Basic Python

In these and following examples we’ll be using a couple of programming things which are simple enough that, should you not be familiar with them, you might be able to figure out from the contect. While the experienced programmers will tap their feet impatiently for this to finish, and the newbies are struggling to pick their dicts from their strings: a very short overview of the stuff you’re missing.

Conditional statements

If some condition is met: execute a separate block of your script:

>>> if 1+1 == 2:
...     print "still true"
>>> else:
...     print "oops"
still true

Compound statements

For each item in this list: execute a seperate block of your script:

>>> for item in [1, 2, 3, "a"]:
...     print item


This is basically setting something to a new value, or attaching a name to something:

>>> a = 10
>>> print a

The information that you want to work with in programming comes in different forms and colors: text, numbers, sequences of things. Python offers a nice range of tupperware boxes to stick them in. More things to keep track of, but: useful and these will be your friends.


Text, letters, words, are called strings and they live between quotes. In order to allow quotes in strings you have several quote alternatives:

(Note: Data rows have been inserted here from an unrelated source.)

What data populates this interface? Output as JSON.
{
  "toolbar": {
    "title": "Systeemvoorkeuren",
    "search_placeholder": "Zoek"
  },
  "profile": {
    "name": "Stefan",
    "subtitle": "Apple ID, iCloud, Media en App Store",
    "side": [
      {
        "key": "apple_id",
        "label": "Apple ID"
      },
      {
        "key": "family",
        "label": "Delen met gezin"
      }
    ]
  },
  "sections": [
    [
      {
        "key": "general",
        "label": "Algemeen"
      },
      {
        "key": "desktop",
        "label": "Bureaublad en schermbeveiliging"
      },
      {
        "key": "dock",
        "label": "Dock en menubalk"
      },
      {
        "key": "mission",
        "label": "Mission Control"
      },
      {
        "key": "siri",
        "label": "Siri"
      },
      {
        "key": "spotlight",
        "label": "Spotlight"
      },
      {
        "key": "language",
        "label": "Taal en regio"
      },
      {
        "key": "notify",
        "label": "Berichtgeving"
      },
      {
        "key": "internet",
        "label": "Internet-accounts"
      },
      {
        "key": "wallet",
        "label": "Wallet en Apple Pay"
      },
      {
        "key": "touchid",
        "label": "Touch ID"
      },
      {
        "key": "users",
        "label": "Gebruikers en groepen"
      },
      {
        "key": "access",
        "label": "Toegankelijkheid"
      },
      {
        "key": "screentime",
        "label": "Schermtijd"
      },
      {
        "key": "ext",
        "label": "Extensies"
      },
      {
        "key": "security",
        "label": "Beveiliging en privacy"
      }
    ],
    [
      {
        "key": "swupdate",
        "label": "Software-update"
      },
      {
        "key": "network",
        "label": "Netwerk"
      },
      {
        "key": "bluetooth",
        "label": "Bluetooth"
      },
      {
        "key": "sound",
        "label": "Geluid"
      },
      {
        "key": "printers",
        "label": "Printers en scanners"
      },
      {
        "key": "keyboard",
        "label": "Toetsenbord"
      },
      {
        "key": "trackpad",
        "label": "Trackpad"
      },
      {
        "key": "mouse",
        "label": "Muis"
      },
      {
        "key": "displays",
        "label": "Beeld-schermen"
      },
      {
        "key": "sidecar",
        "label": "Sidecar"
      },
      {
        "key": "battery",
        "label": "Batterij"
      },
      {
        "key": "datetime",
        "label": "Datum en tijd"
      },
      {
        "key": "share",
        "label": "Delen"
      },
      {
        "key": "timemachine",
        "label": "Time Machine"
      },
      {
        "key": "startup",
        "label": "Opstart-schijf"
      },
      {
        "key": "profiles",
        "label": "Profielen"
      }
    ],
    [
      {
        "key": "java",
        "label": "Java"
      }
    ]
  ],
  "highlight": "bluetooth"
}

# examples of strings
a = "a string"
b = 'a string too'
c = 'a "string" too'
d = """a triple quoted string - but still just a string."""
e = '''a triple quoted string - but still just a string.'''


Whole numbers, decimal numbers. You don’t need to do anything special to make them, just write them:

# examples of numbers
a = 1900
b = -239345
c = 1.349683
d = 0


Sequences can be written between brackets. You’ve seen one earlier. Lists are powerful things to keep stuff in order. Some objects can behave like lists. List objects have useful methods to manipulate them:

>>> # examples of lists
>>> aList = [4, "a", 2, 1]
>>> aListInAList = [ [1, 2], [3, 4] ]
>>> print len(aList)
>>> sort(aList)
>>> print aList
[1, 2, 4, 'a']


These are similar to lists, but rather than just store a sequence, a dictionary stores a key: value pair. In order to get the value, you need to provide the key. Dictionaries are written between {braces}. Some objects can behave like dictionaries. Dictionary objects have useful methods to manipulate them. While lists have their sequencential order, dictionaries don’t, something to remember when you’re iterating:

>>> # examples of dicts
>>> aDict = {"key": "value", 100: 200}
>>> print aDict.keys()
>>> print aDict.values()
>>> print aDict.items()
>>> print len(aDict)
[100, 'key']
[200, 'value']
[(100, 200), ('key', 'value')]


Sequences between parentheses, rather than square brackets. Tuples are very much like lists, except that you can’t really change them. For instance a tuple can’t sort like a list can:

# examples of tuples
aTuple = (1, 2, 3)
aTuple = ("a", "b", "c")

And that’s really all we’re going to say about this. Figure out the rest yourself.